Edwin Lutyens was one of the greatest British architects, possibly the greatest of his era. His design for the Cenotaph was originally intended to be a temporary structure, but became so beloved of the British people that it was replaced with a permanent version made of white stone. Its design has often been copied elsewhere in Britain and in other Commonwealth nations, and it is the centre of Remembrance Day events each November 11.
Like all cenotaphs, its design is that of an empty tomb, a memorial to ‘the Unknown Soldier’ – to all those who lost not merely their lives but their identities, but also to all those who served. It is sometimes referred to as “The Glorious Dead.”
One of those great “end of the millennium” boondoggles, the Millennium Dome – now renamed the O2 Dome, because heaven forbid that something not have a company’s name on it – sits in London, touching the Prime Meridian as it makes its way through Greenwich. It was the site of a private party (of the kind referred to as ‘star-studded’ in the more gushing newsrags) on New Year’s Eve, 1999, and opened as an exhibition centre that the public were allowed into the next day.

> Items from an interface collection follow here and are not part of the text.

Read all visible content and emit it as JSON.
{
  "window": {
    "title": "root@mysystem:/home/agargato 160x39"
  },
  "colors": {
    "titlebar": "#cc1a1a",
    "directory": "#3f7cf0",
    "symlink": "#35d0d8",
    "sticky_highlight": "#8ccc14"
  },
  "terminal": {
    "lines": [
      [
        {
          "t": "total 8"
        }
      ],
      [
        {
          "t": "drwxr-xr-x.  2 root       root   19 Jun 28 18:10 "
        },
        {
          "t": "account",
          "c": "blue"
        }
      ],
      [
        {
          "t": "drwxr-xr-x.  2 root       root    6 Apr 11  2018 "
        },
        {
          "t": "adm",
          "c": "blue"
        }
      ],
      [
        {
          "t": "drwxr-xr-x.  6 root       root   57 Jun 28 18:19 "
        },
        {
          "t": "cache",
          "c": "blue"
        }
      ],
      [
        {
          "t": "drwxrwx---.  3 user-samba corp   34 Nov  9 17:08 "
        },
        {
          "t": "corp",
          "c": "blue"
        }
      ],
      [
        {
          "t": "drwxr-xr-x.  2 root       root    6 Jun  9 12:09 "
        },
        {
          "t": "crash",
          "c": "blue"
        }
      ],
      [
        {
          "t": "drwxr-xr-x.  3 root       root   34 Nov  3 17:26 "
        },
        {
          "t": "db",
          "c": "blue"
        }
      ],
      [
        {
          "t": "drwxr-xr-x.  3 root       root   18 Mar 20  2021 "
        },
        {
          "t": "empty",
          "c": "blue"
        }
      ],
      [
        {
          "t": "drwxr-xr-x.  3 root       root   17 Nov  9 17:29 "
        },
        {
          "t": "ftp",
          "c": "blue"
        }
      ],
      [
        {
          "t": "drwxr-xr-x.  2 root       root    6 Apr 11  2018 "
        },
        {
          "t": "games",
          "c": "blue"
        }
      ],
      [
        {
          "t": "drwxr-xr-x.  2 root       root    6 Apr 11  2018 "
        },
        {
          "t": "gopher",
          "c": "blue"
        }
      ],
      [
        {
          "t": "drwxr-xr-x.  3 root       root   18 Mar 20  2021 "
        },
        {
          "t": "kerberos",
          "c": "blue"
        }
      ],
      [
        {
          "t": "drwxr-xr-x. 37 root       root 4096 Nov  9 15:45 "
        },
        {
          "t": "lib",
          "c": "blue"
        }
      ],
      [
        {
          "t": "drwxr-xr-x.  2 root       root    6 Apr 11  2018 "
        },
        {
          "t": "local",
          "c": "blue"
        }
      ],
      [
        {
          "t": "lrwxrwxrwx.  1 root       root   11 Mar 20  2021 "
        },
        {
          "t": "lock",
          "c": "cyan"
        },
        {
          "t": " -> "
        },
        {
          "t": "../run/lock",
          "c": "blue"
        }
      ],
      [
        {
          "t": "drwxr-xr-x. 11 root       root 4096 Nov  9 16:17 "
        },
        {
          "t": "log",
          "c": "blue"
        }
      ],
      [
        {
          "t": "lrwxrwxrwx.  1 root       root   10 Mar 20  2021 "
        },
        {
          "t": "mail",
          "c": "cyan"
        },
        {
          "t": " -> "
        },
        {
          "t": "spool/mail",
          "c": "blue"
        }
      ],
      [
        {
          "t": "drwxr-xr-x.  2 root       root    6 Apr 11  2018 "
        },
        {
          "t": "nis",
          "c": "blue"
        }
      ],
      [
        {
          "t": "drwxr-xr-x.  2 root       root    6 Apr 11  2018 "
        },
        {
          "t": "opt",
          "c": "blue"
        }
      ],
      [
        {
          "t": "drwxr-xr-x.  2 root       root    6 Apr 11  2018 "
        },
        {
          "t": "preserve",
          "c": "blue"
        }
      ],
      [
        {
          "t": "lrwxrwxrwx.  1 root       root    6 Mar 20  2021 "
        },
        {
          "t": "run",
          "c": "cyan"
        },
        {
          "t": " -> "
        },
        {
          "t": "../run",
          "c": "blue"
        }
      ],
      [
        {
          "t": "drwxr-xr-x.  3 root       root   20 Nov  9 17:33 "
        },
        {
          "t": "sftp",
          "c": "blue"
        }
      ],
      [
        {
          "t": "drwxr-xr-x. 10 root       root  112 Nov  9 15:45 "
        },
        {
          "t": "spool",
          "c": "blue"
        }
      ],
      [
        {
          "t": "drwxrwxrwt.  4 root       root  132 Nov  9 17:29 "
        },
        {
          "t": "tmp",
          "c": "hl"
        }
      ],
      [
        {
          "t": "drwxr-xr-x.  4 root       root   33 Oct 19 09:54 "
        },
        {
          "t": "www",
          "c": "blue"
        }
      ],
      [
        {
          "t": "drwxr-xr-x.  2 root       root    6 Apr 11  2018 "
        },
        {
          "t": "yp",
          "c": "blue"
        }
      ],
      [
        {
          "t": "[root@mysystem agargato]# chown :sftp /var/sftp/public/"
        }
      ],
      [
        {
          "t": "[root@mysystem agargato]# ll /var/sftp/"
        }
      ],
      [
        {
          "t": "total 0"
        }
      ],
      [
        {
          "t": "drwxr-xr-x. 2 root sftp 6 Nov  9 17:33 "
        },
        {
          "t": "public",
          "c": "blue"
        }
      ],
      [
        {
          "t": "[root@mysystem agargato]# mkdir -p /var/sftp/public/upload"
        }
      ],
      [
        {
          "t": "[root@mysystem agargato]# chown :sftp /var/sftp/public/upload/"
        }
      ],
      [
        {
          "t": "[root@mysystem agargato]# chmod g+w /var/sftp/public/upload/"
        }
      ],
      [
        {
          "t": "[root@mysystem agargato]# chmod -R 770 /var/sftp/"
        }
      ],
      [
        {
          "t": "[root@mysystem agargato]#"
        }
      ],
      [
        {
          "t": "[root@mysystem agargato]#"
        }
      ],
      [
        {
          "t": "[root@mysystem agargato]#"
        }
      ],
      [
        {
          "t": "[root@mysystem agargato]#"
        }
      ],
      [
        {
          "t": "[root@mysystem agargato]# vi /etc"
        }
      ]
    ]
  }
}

The Millennium Dome was controversial both during and after its construction – it was seen as a waste of public monies (being largely built with government money), and something of a white elephant. There were originally plans for it to host one of Premier League football teams, but nothing ever came of it. In 2002, the company that ran the Dome declared bankruptcy. Today, it still stands in London, where it is best known in recent years from serving as the site of the gymnastics events of the 2012 Olympics.